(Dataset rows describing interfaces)
---*---

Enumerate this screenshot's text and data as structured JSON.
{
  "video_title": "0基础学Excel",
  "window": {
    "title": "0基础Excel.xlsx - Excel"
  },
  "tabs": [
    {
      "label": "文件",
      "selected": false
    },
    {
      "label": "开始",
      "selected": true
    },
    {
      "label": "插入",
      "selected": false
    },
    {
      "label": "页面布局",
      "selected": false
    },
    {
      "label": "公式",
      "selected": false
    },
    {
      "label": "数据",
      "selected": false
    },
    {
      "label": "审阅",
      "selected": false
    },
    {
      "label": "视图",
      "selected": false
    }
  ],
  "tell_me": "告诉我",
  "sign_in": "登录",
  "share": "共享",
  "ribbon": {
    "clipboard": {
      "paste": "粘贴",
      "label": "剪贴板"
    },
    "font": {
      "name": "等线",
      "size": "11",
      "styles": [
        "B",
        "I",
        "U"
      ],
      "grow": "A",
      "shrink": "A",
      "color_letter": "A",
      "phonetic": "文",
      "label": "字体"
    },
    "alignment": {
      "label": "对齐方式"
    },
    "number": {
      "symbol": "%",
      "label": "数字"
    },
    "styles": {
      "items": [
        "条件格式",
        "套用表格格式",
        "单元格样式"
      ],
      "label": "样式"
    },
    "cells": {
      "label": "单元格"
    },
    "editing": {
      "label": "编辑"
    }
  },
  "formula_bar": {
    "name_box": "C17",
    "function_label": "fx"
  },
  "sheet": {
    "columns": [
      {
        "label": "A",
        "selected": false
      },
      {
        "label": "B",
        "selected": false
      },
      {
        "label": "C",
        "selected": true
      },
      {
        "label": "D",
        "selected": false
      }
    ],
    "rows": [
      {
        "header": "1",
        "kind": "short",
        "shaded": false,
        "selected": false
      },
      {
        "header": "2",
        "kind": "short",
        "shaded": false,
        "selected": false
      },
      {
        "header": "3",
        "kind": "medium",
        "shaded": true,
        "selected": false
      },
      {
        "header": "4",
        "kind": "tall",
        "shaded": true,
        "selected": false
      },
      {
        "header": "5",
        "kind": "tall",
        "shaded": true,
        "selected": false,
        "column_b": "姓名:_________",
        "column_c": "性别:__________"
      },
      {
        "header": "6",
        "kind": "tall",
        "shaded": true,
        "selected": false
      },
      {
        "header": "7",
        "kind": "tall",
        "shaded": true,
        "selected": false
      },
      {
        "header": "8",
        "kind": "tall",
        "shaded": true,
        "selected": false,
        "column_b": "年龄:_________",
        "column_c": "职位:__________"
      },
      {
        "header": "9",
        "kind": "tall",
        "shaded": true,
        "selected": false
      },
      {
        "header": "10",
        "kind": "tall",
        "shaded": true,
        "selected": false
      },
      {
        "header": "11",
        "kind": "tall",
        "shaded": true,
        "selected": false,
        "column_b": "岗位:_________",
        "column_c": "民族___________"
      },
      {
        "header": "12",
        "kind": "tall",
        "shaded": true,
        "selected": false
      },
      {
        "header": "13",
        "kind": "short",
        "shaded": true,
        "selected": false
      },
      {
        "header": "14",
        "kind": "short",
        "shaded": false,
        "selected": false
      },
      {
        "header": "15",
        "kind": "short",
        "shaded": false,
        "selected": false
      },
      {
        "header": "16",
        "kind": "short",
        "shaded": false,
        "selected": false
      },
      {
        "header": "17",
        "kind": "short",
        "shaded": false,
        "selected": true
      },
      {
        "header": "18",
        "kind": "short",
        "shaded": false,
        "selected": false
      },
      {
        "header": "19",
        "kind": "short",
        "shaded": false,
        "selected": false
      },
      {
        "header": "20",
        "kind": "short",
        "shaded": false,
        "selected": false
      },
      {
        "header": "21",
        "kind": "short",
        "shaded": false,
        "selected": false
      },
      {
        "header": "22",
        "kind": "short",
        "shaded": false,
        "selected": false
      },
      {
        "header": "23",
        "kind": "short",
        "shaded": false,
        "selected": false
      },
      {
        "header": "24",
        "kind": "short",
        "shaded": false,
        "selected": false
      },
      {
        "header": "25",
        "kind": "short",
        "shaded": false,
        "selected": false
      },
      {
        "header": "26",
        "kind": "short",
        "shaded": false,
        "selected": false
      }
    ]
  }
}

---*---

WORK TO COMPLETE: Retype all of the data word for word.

TASK RESULT:
Enumerate this screenshot's text and data as structured JSON.
{
  "video_title": "0基础学Excel",
  "window": {
    "title": "0基础Excel.xlsx - Excel"
  },
  "tabs": [
    {
      "label": "文件",
      "selected": false
    },
    {
      "label": "开始",
      "selected": true
    },
    {
      "label": "插入",
      "selected": false
    },
    {
      "label": "页面布局",
      "selected": false
    },
    {
      "label": "公式",
      "selected": false
    },
    {
      "label": "数据",
      "selected": false
    },
    {
      "label": "审阅",
      "selected": false
    },
    {
      "label": "视图",
      "selected": false
    }
  ],
  "tell_me": "告诉我",
  "sign_in": "登录",
  "share": "共享",
  "ribbon": {
    "clipboard": {
      "paste": "粘贴",
      "label": "剪贴板"
    },
    "font": {
      "name": "等线",
      "size": "11",
      "styles": [
        "B",
        "I",
        "U"
      ],
      "grow": "A",
      "shrink": "A",
      "color_letter": "A",
      "phonetic": "文",
      "label": "字体"
    },
    "alignment": {
      "label": "对齐方式"
    },
    "number": {
      "symbol": "%",
      "label": "数字"
    },
    "styles": {
      "items": [
        "条件格式",
        "套用表格格式",
        "单元格样式"
      ],
      "label": "样式"
    },
    "cells": {
      "label": "单元格"
    },
    "editing": {
      "label": "编辑"
    }
  },
  "formula_bar": {
    "name_box": "C17",
    "function_label": "fx"
  },
  "sheet": {
    "columns": [
      {
        "label": "A",
        "selected": false
      },
      {
        "label": "B",
        "selected": false
      },
      {
        "label": "C",
        "selected": true
      },
      {
        "label": "D",
        "selected": false
      }
    ],
    "rows": [
      {
        "header": "1",
        "kind": "short",
        "shaded": false,
        "selected": false
      },
      {
        "header": "2",
        "kind": "short",
        "shaded": false,
        "selected": false
      },
      {
        "header": "3",
        "kind": "medium",
        "shaded": true,
        "selected": false
      },
      {
        "header": "4",
        "kind": "tall",
        "shaded": true,
        "selected": false
      },
      {
        "header": "5",
        "kind": "tall",
        "shaded": true,
        "selected": false,
        "column_b": "姓名:_________",
        "column_c": "性别:__________"
      },
      {
        "header": "6",
        "kind": "tall",
        "shaded": true,
        "selected": false
      },
      {
        "header": "7",
        "kind": "tall",
        "shaded": true,
        "selected": false
      },
      {
        "header": "8",
        "kind": "tall",
        "shaded": true,
        "selected": false,
        "column_b": "年龄:_________",
        "column_c": "职位:__________"
      },
      {
        "header": "9",
        "kind": "tall",
        "shaded": true,
        "selected": false
      },
      {
        "header": "10",
        "kind": "tall",
        "shaded": true,
        "selected": false
      },
      {
        "header": "11",
        "kind": "tall",
        "shaded": true,
        "selected": false,
        "column_b": "岗位:_________",
        "column_c": "民族___________"
      },
      {
        "header": "12",
        "kind": "tall",
        "shaded": true,
        "selected": false
      },
      {
        "header": "13",
        "kind": "short",
        "shaded": true,
        "selected": false
      },
      {
        "header": "14",
        "kind": "short",
        "shaded": false,
        "selected": false
      },
      {
        "header": "15",
        "kind": "short",
        "shaded": false,
        "selected": false
      },
      {
        "header": "16",
        "kind": "short",
        "shaded": false,
        "selected": false
      },
      {
        "header": "17",
        "kind": "short",
        "shaded": false,
        "selected": true
      },
      {
        "header": "18",
        "kind": "short",
        "shaded": false,
        "selected": false
      },
      {
        "header": "19",
        "kind": "short",
        "shaded": false,
        "selected": false
      },
      {
        "header": "20",
        "kind": "short",
        "shaded": false,
        "selected": false
      },
      {
        "header": "21",
        "kind": "short",
        "shaded": false,
        "selected": false
      },
      {
        "header": "22",
        "kind": "short",
        "shaded": false,
        "selected": false
      },
      {
        "header": "23",
        "kind": "short",
        "shaded": false,
        "selected": false
      },
      {
        "header": "24",
        "kind": "short",
        "shaded": false,
        "selected": false
      },
      {
        "header": "25",
        "kind": "short",
        "shaded": false,
        "selected": false
      },
      {
        "header": "26",
        "kind": "short",
        "shaded": false,
        "selected": false
      }
    ]
  }
}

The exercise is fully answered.